Thursday night. It’s curious how nights get progressively more exciting from Wednesday to Saturday, isn’t it? (Except for you, Sunday night. Know your damn place.)

Another day of zero social stimulation, aside from exchanging a couple of words with the landlords. They’re good people, but they’re baseline cable news consumers… The landlady thinks that a vaccine will come out before the US election on November 3 (because her beloved Trump said so) and that the covid cases in Canada are getting better. (That’s because it’s much harder to get a test now.) I tried to gently explain to her that that is not the case. I’m not sure she understood me. So it goes.

I heard through the grapevine that my coworkers, back at my warehouse, are worried about the effects the isolation might be having on me. I’d typically put on an extrovert mask when at work, doing some mild chatter among coworkers’ cubicles, and then relax hard after getting back home. It’s nice to know they’re thinking of me, but they completely misjudged me: I’m actually kind of digging all the alone time. The social interaction I miss is random meetups and dating, not being stuck at work.

A coworker of mine seemed to be nonchalant about covid warnings, to the point of meeting people face to face, going to the gym, etc. Now he’s feeling a bit under the weather. If that turns out to be covid (which is really picking up steam around here), that’ll be all the more encouragement for the rest of us to stay put; a harsh proof that the choices the rest us had made were not for naught.

I guess this is an objective proof that I’ve been far too busy with work lately – I missed a couple of major goalposts. Two weeks ago was my 18-month anniversary of moving to Canada. Last week was the two-month anniversary of my application for permanent residency. That second one isn’t quite as exciting, I know, but it’s big nonetheless. It means I have less than four months to go till I get my PR. That is, of course, if the pre-covid six-month timeline stays stable, etc. It’s entirely possible the whole thing will get delayed by six more months. Still, that’s a milestone.

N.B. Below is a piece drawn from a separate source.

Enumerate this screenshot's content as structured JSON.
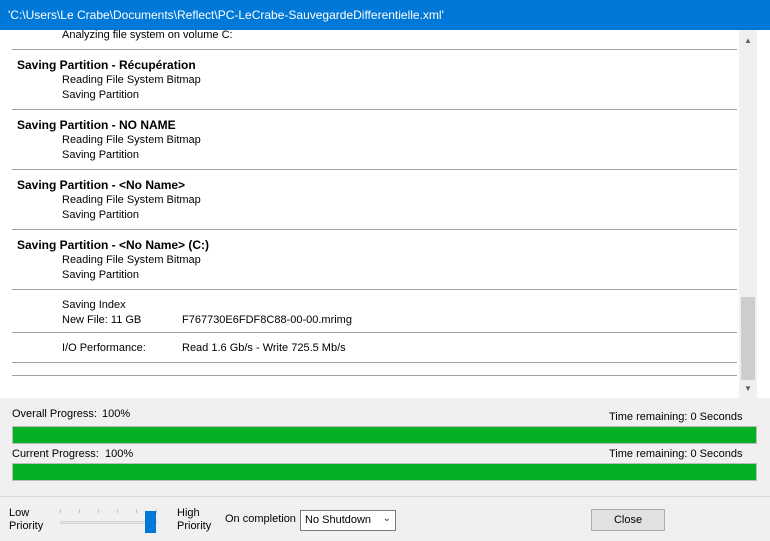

In covid news, something genuinely funny, for once. The University of Notre Dame notoriously tried to enforce draconian measures against the students who broke social distancing rules. However, its own president, Rev. John Jenkins, appeared at the now-infamous Rose Garden party without a mask, and then tested positive for covid. The university had set up a site for students to snitch on one another for breaking covid guidelines. Instead, they all started reporting Jenkins’s blatant disregard of his own rules. Poetic justice, eh?

But wait, there’s more! According to the New York Times, “The decision not to wear a mask… stemmed not from politics but from a desire to politely blend in, as a guest at a cocktail party might remove a tie upon realizing everyone else was dressed in business casual.” That’s Notre Dame’s official position, and ye gods, you have to try hard to come up with something dumber than that. That’s more or less the polar opposite of the acknowledgement/remorse/restitution formula for a good apology. Nice job comparing the pandemic to social awkwardness, too. Kudos for the students, and I hope they finish the job and get their hypocritical overseer to step down. (With a golden parachute, though, I’m sure.) If that happens, that’ll be a much-needed success story in this weird news world.

Stay safe out there, folks – and hey, you have my permission to skip the gym until this whole thing blows over.